At first I hooked the cable up and adjusted it as simply as I'd hoped I could. But as I ran it back and forth to seat the cable and confirm the adjustment, it kept wandering. The oscillation increased.

I checked the hub. Things were all afloat. With a roller brake as well as the internal gears, removing this rear wheel wasn't a trivial prospect, especially as the time seemed to race toward closing.

I kept checking the PDF. As usual with these documents, they left a few questions unanswered. That delayed things further with experimentation.

I had to reattach the "cassette joint pulley" and the "cassette joint bracket" with their sketchy plastic lock ring. That meant dropping the wheel out of a vehicle that probably weighs more than 100 pounds. It has a pedal-assist motor and battery, in addition to its considerable size just by itself. I hoisted it with a cord system hung from the arm of the work stand.

The rider showed up at closing time. She said she could call for a lift home and leave the beast so I could do a few more odds and ends in the morning.

The few repairs that do come in all seem to be weird in some way.

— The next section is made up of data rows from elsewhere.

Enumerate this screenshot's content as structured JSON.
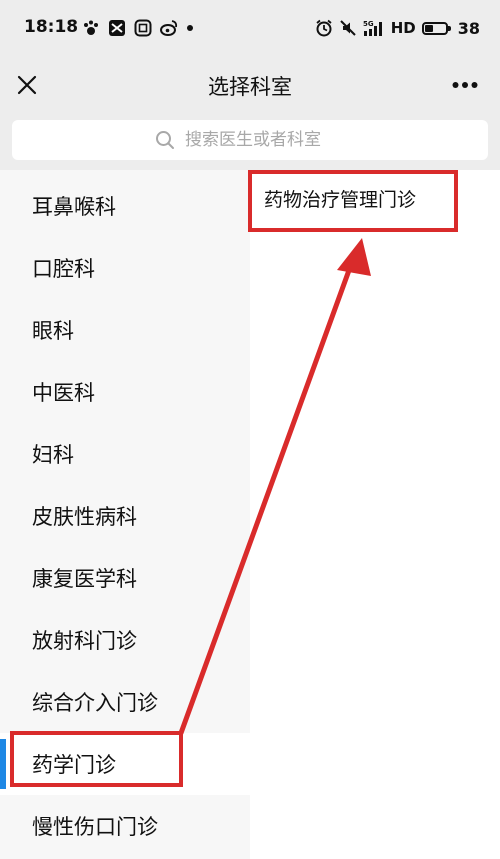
{
  "status_bar": {
    "time": "18:18",
    "network": "HD",
    "battery": "38",
    "battery_fill": 0.38
  },
  "nav": {
    "title": "选择科室"
  },
  "search": {
    "placeholder": "搜索医生或者科室"
  },
  "departments": [
    "耳鼻喉科",
    "口腔科",
    "眼科",
    "中医科",
    "妇科",
    "皮肤性病科",
    "康复医学科",
    "放射科门诊",
    "综合介入门诊",
    "药学门诊",
    "慢性伤口门诊"
  ],
  "selected_department": "药学门诊",
  "sub_departments": [
    "药物治疗管理门诊"
  ],
  "colors": {
    "accent": "#1e88e5",
    "annotation": "#d92b2b",
    "background": "#ededed"
  }
}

Guy came in for a flat tire repair. Said nothing about the right crank arm falling off. Another rider wanted the rear (and only) brake bled on his Trek mountain bike, set up for jumping. He also casually mentioned we might throw pads in it while we had it.

His old pads turned out to have a paper-thin layer of lining left on them. New ones are almost $50. He's cool with that.

To allow for bar spins, the bike had an extra loop of brake line wrapped around the stem. The line went down to the chain stay, creating numerous bends in which air bubbles could lodge permanently. I ended up taking the lever off the handlebar and stretching the line out. I clamped an old handlebar in the adjacent work stand and mounted the lever to that. I also had to detach the line from the frame to pull it into a gradually rising path. Merely elevating the front of the bike did not eliminate the air trap caused by the loop around the stem.

The Monday crew got to program a Shimano electronic road shifter. Because, yeah, you have to program your shifters. That bike also had wheels with some weird nipples buried in the rim, and piano wire spokes. I know the cool-kid shops in the big market areas are doing a lot more of this. I still think it's absurd. We've let the complicated bullshit creep in and creep in as an accepted norm. Almost no one (mostly just me) fought back against it in the early 1990s when it really started to foam up like a runaway science experiment.

I know bicycles have always been popular with experimenters. From the 1990s onward, the industry has been completely devoted to pickier equipment for dubious advantages. I'm not even sure it makes racing better. That's usually the excuse, that the new gear gives a competitive advantage or supports athletes better, leading to higher levels of achievement. But competitors would compete on Draisines, if that's all they had. Competitors compete. And when they're finished competing, they quit and don't look back. Why should the rest of us, devoted to pedaling for life, have to put up with the debris left behind by a bunch of egotists into it for short-term glory?

Then there's mountain biking. The quest for a light weight, sturdy, but basically traditional bicycle gave way to hulking crustaceans optimized for bashing. They're really good at what they do. What excuse does anyone have for clotting up the roads when you can get a wonderfully sophisticated machine for going out into the woods, where you bother no one? Be sure you keep up your maintenance schedule.

I enjoy the challenges of trying to fix this crap. Sometimes it's a pain, but for the most part I can just laugh at the folly and try to keep it working. Once in a while, something really cool comes in. As long as people pay their bills, it's an okay way to contribute to society.


Steve A said...

They went over the edge when they started narrowing chains on bikes intended for use by regular people. 8-speed cassettes were the practical limit.

cafiend said...

Ayyyyyyy--MEN! Except 9-speed cassette cogs and spacers are good for making 8-speed blocks that will fit 7-speed freehub bodies. You can still run an 8-speed chain! Shifting in friction, of course.

Steve A said...

IMO, seven speeds is the best. Perfect chain line in 4th gear.